How much is this statement true? Scripture - a guide for Faith & Morals not Science & History It seems most of what is said about science and history is true in the scriptures, but still it isn't a science or history book.
What does that mean and when did that come into effect?
Was it during the time of Galileo?
Did the Church have to change its position on how to interpret the scriptures regarding science? I am assuming the interpretation wasn't ex-Cathedra, since ex-Cathedra is only for faith and morals, correct?
I heard the CD Abba or Allah by Scott Hahn that mentioned something about the biblical historical error below. It is a historical error since the Jews / Israelites where in bondage in Egypt and Babylon. Maybe there is another context?
"Jesus then said to the Jews who had believed in him, “If you continue in my word, you are truly my disciples, and you will know the truth, and the truth will make you free.” They answered him, “We are descendants of Abraham, and have never been in bondage to any one. How is it that you say, ‘You will be made free’?”"(John 8:31-33)
I tried to trace verse 92 back to the origins and see if i could find my answer, but couldn't.

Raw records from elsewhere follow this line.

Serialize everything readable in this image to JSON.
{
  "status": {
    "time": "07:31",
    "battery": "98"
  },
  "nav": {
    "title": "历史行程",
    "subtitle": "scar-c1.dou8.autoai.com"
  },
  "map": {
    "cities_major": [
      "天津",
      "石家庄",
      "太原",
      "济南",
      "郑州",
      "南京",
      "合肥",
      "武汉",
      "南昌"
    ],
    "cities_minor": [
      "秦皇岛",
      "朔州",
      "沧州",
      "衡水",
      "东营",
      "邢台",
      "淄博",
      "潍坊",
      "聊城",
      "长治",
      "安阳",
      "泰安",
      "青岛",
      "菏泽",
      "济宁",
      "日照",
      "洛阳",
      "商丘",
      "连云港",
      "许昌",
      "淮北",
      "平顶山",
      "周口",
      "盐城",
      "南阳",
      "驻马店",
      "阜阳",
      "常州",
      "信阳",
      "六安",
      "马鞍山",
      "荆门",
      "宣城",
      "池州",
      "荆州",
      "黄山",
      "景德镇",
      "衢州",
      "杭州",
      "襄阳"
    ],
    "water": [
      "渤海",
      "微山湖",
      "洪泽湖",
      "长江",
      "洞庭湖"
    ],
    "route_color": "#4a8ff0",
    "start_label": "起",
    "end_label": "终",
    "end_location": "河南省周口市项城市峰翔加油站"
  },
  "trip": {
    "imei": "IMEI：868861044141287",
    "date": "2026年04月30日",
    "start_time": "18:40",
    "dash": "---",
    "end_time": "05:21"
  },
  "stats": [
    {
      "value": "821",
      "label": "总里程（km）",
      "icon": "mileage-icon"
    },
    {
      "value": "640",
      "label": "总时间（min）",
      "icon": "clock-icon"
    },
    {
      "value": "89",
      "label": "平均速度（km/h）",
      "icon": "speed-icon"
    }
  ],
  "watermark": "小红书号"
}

92 "The whole body of the faithful. . . cannot err in matters of belief. This characteristic is shown in the supernatural appreciation of faith (sensus fidei) on the part of the whole people, when, from the bishops to the last of the faithful, they manifest a universal consent in matters of faith and morals."55

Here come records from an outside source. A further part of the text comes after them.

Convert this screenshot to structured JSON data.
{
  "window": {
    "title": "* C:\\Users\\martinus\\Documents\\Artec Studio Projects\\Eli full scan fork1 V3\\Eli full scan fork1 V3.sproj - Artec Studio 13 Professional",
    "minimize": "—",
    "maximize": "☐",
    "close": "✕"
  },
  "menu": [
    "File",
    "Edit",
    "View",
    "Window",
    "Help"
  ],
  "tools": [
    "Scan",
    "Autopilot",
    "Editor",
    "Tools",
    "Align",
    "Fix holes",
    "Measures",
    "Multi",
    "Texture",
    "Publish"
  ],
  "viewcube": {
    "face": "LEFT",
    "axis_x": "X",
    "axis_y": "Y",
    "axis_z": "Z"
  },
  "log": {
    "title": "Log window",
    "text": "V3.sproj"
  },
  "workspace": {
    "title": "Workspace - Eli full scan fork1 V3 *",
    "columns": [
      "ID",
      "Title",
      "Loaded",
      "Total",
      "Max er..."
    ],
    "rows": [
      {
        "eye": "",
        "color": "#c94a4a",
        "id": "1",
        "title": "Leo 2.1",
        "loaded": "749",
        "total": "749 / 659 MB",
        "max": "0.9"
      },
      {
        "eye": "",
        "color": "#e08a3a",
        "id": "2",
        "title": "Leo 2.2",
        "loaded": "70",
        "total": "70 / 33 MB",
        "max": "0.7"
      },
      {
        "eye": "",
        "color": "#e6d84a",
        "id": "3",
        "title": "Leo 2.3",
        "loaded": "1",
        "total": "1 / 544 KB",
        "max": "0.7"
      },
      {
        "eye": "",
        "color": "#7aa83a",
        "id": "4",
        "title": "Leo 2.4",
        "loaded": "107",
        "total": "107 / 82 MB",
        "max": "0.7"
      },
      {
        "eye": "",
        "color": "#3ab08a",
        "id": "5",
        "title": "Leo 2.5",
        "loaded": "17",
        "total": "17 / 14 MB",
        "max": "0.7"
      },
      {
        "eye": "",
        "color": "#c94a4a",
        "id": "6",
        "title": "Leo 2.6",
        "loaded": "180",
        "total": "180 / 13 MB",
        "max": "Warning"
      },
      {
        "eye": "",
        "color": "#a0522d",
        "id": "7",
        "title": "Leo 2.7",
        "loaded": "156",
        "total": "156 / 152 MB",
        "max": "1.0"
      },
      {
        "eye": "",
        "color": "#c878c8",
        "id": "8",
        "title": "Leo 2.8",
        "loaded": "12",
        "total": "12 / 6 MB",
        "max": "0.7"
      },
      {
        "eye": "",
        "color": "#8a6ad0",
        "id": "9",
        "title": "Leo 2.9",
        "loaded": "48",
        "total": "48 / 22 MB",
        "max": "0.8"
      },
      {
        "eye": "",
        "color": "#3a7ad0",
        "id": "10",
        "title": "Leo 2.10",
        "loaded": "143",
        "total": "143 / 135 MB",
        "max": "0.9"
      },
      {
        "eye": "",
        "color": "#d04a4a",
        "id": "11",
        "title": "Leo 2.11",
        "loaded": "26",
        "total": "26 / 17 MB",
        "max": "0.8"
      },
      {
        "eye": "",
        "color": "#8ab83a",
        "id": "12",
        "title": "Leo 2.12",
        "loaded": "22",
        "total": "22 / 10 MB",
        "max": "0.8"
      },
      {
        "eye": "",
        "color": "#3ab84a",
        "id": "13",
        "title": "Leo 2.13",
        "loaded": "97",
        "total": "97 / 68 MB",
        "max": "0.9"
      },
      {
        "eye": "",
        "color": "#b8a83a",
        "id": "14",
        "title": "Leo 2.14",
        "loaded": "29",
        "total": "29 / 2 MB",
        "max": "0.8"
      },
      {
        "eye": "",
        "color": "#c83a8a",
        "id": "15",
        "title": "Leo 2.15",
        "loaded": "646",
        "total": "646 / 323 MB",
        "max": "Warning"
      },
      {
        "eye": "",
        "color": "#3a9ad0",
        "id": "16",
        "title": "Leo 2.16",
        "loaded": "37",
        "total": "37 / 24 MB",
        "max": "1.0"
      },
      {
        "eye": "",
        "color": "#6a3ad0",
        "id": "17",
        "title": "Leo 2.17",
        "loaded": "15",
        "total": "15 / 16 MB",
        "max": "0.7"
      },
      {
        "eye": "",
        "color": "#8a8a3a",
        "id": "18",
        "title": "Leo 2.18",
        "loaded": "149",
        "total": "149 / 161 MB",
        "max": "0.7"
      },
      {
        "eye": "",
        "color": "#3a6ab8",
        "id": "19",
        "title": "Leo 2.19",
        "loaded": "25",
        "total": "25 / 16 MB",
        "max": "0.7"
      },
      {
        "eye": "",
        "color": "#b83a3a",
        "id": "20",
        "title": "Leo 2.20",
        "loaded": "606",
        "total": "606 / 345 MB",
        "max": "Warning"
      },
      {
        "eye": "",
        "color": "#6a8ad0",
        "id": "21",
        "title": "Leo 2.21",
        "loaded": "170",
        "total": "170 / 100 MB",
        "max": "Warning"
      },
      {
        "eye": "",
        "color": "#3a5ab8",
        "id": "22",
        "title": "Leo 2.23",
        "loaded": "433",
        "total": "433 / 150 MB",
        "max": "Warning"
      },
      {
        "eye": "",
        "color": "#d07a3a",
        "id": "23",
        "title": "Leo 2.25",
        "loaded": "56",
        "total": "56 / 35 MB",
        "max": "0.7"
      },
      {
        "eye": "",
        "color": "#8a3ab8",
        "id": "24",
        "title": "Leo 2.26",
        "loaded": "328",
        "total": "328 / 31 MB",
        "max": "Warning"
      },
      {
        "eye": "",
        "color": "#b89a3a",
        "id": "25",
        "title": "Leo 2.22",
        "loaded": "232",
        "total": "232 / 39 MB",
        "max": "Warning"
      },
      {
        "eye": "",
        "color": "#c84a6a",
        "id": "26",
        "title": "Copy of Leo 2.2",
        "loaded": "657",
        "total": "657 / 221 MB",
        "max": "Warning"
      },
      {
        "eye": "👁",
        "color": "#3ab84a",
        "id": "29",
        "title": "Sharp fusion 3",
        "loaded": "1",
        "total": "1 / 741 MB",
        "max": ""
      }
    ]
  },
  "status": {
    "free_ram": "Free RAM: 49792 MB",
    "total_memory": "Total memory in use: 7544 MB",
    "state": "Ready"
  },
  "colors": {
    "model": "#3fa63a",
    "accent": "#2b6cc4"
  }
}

890 The mission of the Magisterium is linked to the definitive nature of the covenant established by God with his people in Christ. It is this Magisterium's task to preserve God's people from deviations and defections and to guarantee them the objective possibility of professing the true faith without error. Thus, the pastoral duty of the Magisterium is aimed at seeing to it that the People of God abides in the truth that liberates. To fulfill this service, Christ endowed the Church's shepherds with the charism of infallibility in matters of faith and morals. The exercise of this charism takes several forms: